**Exercise instructions:** Leaving out every picture, output the records below exactly as they are.

*** Stored data ***

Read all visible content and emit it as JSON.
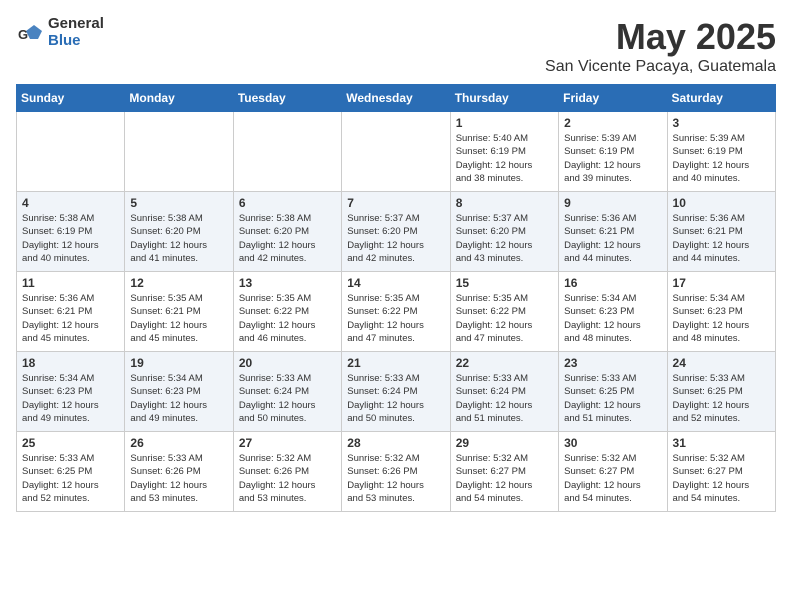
{
  "logo": {
    "general": "General",
    "blue": "Blue"
  },
  "title": {
    "month": "May 2025",
    "location": "San Vicente Pacaya, Guatemala"
  },
  "calendar": {
    "headers": [
      "Sunday",
      "Monday",
      "Tuesday",
      "Wednesday",
      "Thursday",
      "Friday",
      "Saturday"
    ],
    "weeks": [
      [
        {
          "day": "",
          "info": ""
        },
        {
          "day": "",
          "info": ""
        },
        {
          "day": "",
          "info": ""
        },
        {
          "day": "",
          "info": ""
        },
        {
          "day": "1",
          "info": "Sunrise: 5:40 AM\nSunset: 6:19 PM\nDaylight: 12 hours\nand 38 minutes."
        },
        {
          "day": "2",
          "info": "Sunrise: 5:39 AM\nSunset: 6:19 PM\nDaylight: 12 hours\nand 39 minutes."
        },
        {
          "day": "3",
          "info": "Sunrise: 5:39 AM\nSunset: 6:19 PM\nDaylight: 12 hours\nand 40 minutes."
        }
      ],
      [
        {
          "day": "4",
          "info": "Sunrise: 5:38 AM\nSunset: 6:19 PM\nDaylight: 12 hours\nand 40 minutes."
        },
        {
          "day": "5",
          "info": "Sunrise: 5:38 AM\nSunset: 6:20 PM\nDaylight: 12 hours\nand 41 minutes."
        },
        {
          "day": "6",
          "info": "Sunrise: 5:38 AM\nSunset: 6:20 PM\nDaylight: 12 hours\nand 42 minutes."
        },
        {
          "day": "7",
          "info": "Sunrise: 5:37 AM\nSunset: 6:20 PM\nDaylight: 12 hours\nand 42 minutes."
        },
        {
          "day": "8",
          "info": "Sunrise: 5:37 AM\nSunset: 6:20 PM\nDaylight: 12 hours\nand 43 minutes."
        },
        {
          "day": "9",
          "info": "Sunrise: 5:36 AM\nSunset: 6:21 PM\nDaylight: 12 hours\nand 44 minutes."
        },
        {
          "day": "10",
          "info": "Sunrise: 5:36 AM\nSunset: 6:21 PM\nDaylight: 12 hours\nand 44 minutes."
        }
      ],
      [
        {
          "day": "11",
          "info": "Sunrise: 5:36 AM\nSunset: 6:21 PM\nDaylight: 12 hours\nand 45 minutes."
        },
        {
          "day": "12",
          "info": "Sunrise: 5:35 AM\nSunset: 6:21 PM\nDaylight: 12 hours\nand 45 minutes."
        },
        {
          "day": "13",
          "info": "Sunrise: 5:35 AM\nSunset: 6:22 PM\nDaylight: 12 hours\nand 46 minutes."
        },
        {
          "day": "14",
          "info": "Sunrise: 5:35 AM\nSunset: 6:22 PM\nDaylight: 12 hours\nand 47 minutes."
        },
        {
          "day": "15",
          "info": "Sunrise: 5:35 AM\nSunset: 6:22 PM\nDaylight: 12 hours\nand 47 minutes."
        },
        {
          "day": "16",
          "info": "Sunrise: 5:34 AM\nSunset: 6:23 PM\nDaylight: 12 hours\nand 48 minutes."
        },
        {
          "day": "17",
          "info": "Sunrise: 5:34 AM\nSunset: 6:23 PM\nDaylight: 12 hours\nand 48 minutes."
        }
      ],
      [
        {
          "day": "18",
          "info": "Sunrise: 5:34 AM\nSunset: 6:23 PM\nDaylight: 12 hours\nand 49 minutes."
        },
        {
          "day": "19",
          "info": "Sunrise: 5:34 AM\nSunset: 6:23 PM\nDaylight: 12 hours\nand 49 minutes."
        },
        {
          "day": "20",
          "info": "Sunrise: 5:33 AM\nSunset: 6:24 PM\nDaylight: 12 hours\nand 50 minutes."
        },
        {
          "day": "21",
          "info": "Sunrise: 5:33 AM\nSunset: 6:24 PM\nDaylight: 12 hours\nand 50 minutes."
        },
        {
          "day": "22",
          "info": "Sunrise: 5:33 AM\nSunset: 6:24 PM\nDaylight: 12 hours\nand 51 minutes."
        },
        {
          "day": "23",
          "info": "Sunrise: 5:33 AM\nSunset: 6:25 PM\nDaylight: 12 hours\nand 51 minutes."
        },
        {
          "day": "24",
          "info": "Sunrise: 5:33 AM\nSunset: 6:25 PM\nDaylight: 12 hours\nand 52 minutes."
        }
      ],
      [
        {
          "day": "25",
          "info": "Sunrise: 5:33 AM\nSunset: 6:25 PM\nDaylight: 12 hours\nand 52 minutes."
        },
        {
          "day": "26",
          "info": "Sunrise: 5:33 AM\nSunset: 6:26 PM\nDaylight: 12 hours\nand 53 minutes."
        },
        {
          "day": "27",
          "info": "Sunrise: 5:32 AM\nSunset: 6:26 PM\nDaylight: 12 hours\nand 53 minutes."
        },
        {
          "day": "28",
          "info": "Sunrise: 5:32 AM\nSunset: 6:26 PM\nDaylight: 12 hours\nand 53 minutes."
        },
        {
          "day": "29",
          "info": "Sunrise: 5:32 AM\nSunset: 6:27 PM\nDaylight: 12 hours\nand 54 minutes."
        },
        {
          "day": "30",
          "info": "Sunrise: 5:32 AM\nSunset: 6:27 PM\nDaylight: 12 hours\nand 54 minutes."
        },
        {
          "day": "31",
          "info": "Sunrise: 5:32 AM\nSunset: 6:27 PM\nDaylight: 12 hours\nand 54 minutes."
        }
      ]
    ]
  }
}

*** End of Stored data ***

**Expected answer:**
Read all visible content and emit it as JSON.
{
  "logo": {
    "general": "General",
    "blue": "Blue"
  },
  "title": {
    "month": "May 2025",
    "location": "San Vicente Pacaya, Guatemala"
  },
  "calendar": {
    "headers": [
      "Sunday",
      "Monday",
      "Tuesday",
      "Wednesday",
      "Thursday",
      "Friday",
      "Saturday"
    ],
    "weeks": [
      [
        {
          "day": "",
          "info": ""
        },
        {
          "day": "",
          "info": ""
        },
        {
          "day": "",
          "info": ""
        },
        {
          "day": "",
          "info": ""
        },
        {
          "day": "1",
          "info": "Sunrise: 5:40 AM\nSunset: 6:19 PM\nDaylight: 12 hours\nand 38 minutes."
        },
        {
          "day": "2",
          "info": "Sunrise: 5:39 AM\nSunset: 6:19 PM\nDaylight: 12 hours\nand 39 minutes."
        },
        {
          "day": "3",
          "info": "Sunrise: 5:39 AM\nSunset: 6:19 PM\nDaylight: 12 hours\nand 40 minutes."
        }
      ],
      [
        {
          "day": "4",
          "info": "Sunrise: 5:38 AM\nSunset: 6:19 PM\nDaylight: 12 hours\nand 40 minutes."
        },
        {
          "day": "5",
          "info": "Sunrise: 5:38 AM\nSunset: 6:20 PM\nDaylight: 12 hours\nand 41 minutes."
        },
        {
          "day": "6",
          "info": "Sunrise: 5:38 AM\nSunset: 6:20 PM\nDaylight: 12 hours\nand 42 minutes."
        },
        {
          "day": "7",
          "info": "Sunrise: 5:37 AM\nSunset: 6:20 PM\nDaylight: 12 hours\nand 42 minutes."
        },
        {
          "day": "8",
          "info": "Sunrise: 5:37 AM\nSunset: 6:20 PM\nDaylight: 12 hours\nand 43 minutes."
        },
        {
          "day": "9",
          "info": "Sunrise: 5:36 AM\nSunset: 6:21 PM\nDaylight: 12 hours\nand 44 minutes."
        },
        {
          "day": "10",
          "info": "Sunrise: 5:36 AM\nSunset: 6:21 PM\nDaylight: 12 hours\nand 44 minutes."
        }
      ],
      [
        {
          "day": "11",
          "info": "Sunrise: 5:36 AM\nSunset: 6:21 PM\nDaylight: 12 hours\nand 45 minutes."
        },
        {
          "day": "12",
          "info": "Sunrise: 5:35 AM\nSunset: 6:21 PM\nDaylight: 12 hours\nand 45 minutes."
        },
        {
          "day": "13",
          "info": "Sunrise: 5:35 AM\nSunset: 6:22 PM\nDaylight: 12 hours\nand 46 minutes."
        },
        {
          "day": "14",
          "info": "Sunrise: 5:35 AM\nSunset: 6:22 PM\nDaylight: 12 hours\nand 47 minutes."
        },
        {
          "day": "15",
          "info": "Sunrise: 5:35 AM\nSunset: 6:22 PM\nDaylight: 12 hours\nand 47 minutes."
        },
        {
          "day": "16",
          "info": "Sunrise: 5:34 AM\nSunset: 6:23 PM\nDaylight: 12 hours\nand 48 minutes."
        },
        {
          "day": "17",
          "info": "Sunrise: 5:34 AM\nSunset: 6:23 PM\nDaylight: 12 hours\nand 48 minutes."
        }
      ],
      [
        {
          "day": "18",
          "info": "Sunrise: 5:34 AM\nSunset: 6:23 PM\nDaylight: 12 hours\nand 49 minutes."
        },
        {
          "day": "19",
          "info": "Sunrise: 5:34 AM\nSunset: 6:23 PM\nDaylight: 12 hours\nand 49 minutes."
        },
        {
          "day": "20",
          "info": "Sunrise: 5:33 AM\nSunset: 6:24 PM\nDaylight: 12 hours\nand 50 minutes."
        },
        {
          "day": "21",
          "info": "Sunrise: 5:33 AM\nSunset: 6:24 PM\nDaylight: 12 hours\nand 50 minutes."
        },
        {
          "day": "22",
          "info": "Sunrise: 5:33 AM\nSunset: 6:24 PM\nDaylight: 12 hours\nand 51 minutes."
        },
        {
          "day": "23",
          "info": "Sunrise: 5:33 AM\nSunset: 6:25 PM\nDaylight: 12 hours\nand 51 minutes."
        },
        {
          "day": "24",
          "info": "Sunrise: 5:33 AM\nSunset: 6:25 PM\nDaylight: 12 hours\nand 52 minutes."
        }
      ],
      [
        {
          "day": "25",
          "info": "Sunrise: 5:33 AM\nSunset: 6:25 PM\nDaylight: 12 hours\nand 52 minutes."
        },
        {
          "day": "26",
          "info": "Sunrise: 5:33 AM\nSunset: 6:26 PM\nDaylight: 12 hours\nand 53 minutes."
        },
        {
          "day": "27",
          "info": "Sunrise: 5:32 AM\nSunset: 6:26 PM\nDaylight: 12 hours\nand 53 minutes."
        },
        {
          "day": "28",
          "info": "Sunrise: 5:32 AM\nSunset: 6:26 PM\nDaylight: 12 hours\nand 53 minutes."
        },
        {
          "day": "29",
          "info": "Sunrise: 5:32 AM\nSunset: 6:27 PM\nDaylight: 12 hours\nand 54 minutes."
        },
        {
          "day": "30",
          "info": "Sunrise: 5:32 AM\nSunset: 6:27 PM\nDaylight: 12 hours\nand 54 minutes."
        },
        {
          "day": "31",
          "info": "Sunrise: 5:32 AM\nSunset: 6:27 PM\nDaylight: 12 hours\nand 54 minutes."
        }
      ]
    ]
  }
}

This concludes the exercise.